-- THE TASK --
Reproduce every line of the material, exactly as given.

-- AVAILABLE DATA --
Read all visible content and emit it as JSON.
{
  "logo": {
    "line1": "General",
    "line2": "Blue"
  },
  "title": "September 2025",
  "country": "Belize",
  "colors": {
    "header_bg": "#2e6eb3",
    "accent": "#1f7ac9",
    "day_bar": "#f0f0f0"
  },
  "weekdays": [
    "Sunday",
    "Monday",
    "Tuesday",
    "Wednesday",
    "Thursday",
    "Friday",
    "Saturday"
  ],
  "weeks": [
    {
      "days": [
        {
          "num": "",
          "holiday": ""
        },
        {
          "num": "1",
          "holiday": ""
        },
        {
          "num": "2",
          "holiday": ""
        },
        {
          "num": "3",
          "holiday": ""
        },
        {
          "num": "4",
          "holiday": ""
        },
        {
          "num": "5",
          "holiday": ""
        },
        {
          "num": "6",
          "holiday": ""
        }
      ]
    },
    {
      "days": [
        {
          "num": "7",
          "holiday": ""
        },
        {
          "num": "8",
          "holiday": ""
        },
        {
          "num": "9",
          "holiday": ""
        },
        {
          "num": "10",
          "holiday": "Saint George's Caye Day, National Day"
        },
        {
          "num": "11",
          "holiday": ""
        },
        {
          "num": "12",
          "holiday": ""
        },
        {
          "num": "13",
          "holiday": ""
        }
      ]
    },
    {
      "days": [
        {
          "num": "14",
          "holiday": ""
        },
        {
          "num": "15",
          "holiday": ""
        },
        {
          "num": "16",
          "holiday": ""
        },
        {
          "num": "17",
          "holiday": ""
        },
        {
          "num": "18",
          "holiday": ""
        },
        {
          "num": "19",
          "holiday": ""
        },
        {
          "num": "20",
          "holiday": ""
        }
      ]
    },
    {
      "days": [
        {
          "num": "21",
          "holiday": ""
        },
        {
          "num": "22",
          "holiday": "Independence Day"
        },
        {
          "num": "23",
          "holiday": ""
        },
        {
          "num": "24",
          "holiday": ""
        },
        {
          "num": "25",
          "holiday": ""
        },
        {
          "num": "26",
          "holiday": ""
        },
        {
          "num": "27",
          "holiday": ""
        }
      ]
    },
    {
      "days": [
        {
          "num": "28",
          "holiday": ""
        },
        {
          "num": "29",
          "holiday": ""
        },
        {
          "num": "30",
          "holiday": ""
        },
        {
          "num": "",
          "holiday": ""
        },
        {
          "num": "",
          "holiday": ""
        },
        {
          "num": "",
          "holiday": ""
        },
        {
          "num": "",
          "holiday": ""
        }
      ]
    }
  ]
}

-- RESULT FOR THIS EXERCISE --
Read all visible content and emit it as JSON.
{
  "logo": {
    "line1": "General",
    "line2": "Blue"
  },
  "title": "September 2025",
  "country": "Belize",
  "colors": {
    "header_bg": "#2e6eb3",
    "accent": "#1f7ac9",
    "day_bar": "#f0f0f0"
  },
  "weekdays": [
    "Sunday",
    "Monday",
    "Tuesday",
    "Wednesday",
    "Thursday",
    "Friday",
    "Saturday"
  ],
  "weeks": [
    {
      "days": [
        {
          "num": "",
          "holiday": ""
        },
        {
          "num": "1",
          "holiday": ""
        },
        {
          "num": "2",
          "holiday": ""
        },
        {
          "num": "3",
          "holiday": ""
        },
        {
          "num": "4",
          "holiday": ""
        },
        {
          "num": "5",
          "holiday": ""
        },
        {
          "num": "6",
          "holiday": ""
        }
      ]
    },
    {
      "days": [
        {
          "num": "7",
          "holiday": ""
        },
        {
          "num": "8",
          "holiday": ""
        },
        {
          "num": "9",
          "holiday": ""
        },
        {
          "num": "10",
          "holiday": "Saint George's Caye Day, National Day"
        },
        {
          "num": "11",
          "holiday": ""
        },
        {
          "num": "12",
          "holiday": ""
        },
        {
          "num": "13",
          "holiday": ""
        }
      ]
    },
    {
      "days": [
        {
          "num": "14",
          "holiday": ""
        },
        {
          "num": "15",
          "holiday": ""
        },
        {
          "num": "16",
          "holiday": ""
        },
        {
          "num": "17",
          "holiday": ""
        },
        {
          "num": "18",
          "holiday": ""
        },
        {
          "num": "19",
          "holiday": ""
        },
        {
          "num": "20",
          "holiday": ""
        }
      ]
    },
    {
      "days": [
        {
          "num": "21",
          "holiday": ""
        },
        {
          "num": "22",
          "holiday": "Independence Day"
        },
        {
          "num": "23",
          "holiday": ""
        },
        {
          "num": "24",
          "holiday": ""
        },
        {
          "num": "25",
          "holiday": ""
        },
        {
          "num": "26",
          "holiday": ""
        },
        {
          "num": "27",
          "holiday": ""
        }
      ]
    },
    {
      "days": [
        {
          "num": "28",
          "holiday": ""
        },
        {
          "num": "29",
          "holiday": ""
        },
        {
          "num": "30",
          "holiday": ""
        },
        {
          "num": "",
          "holiday": ""
        },
        {
          "num": "",
          "holiday": ""
        },
        {
          "num": "",
          "holiday": ""
        },
        {
          "num": "",
          "holiday": ""
        }
      ]
    }
  ]
}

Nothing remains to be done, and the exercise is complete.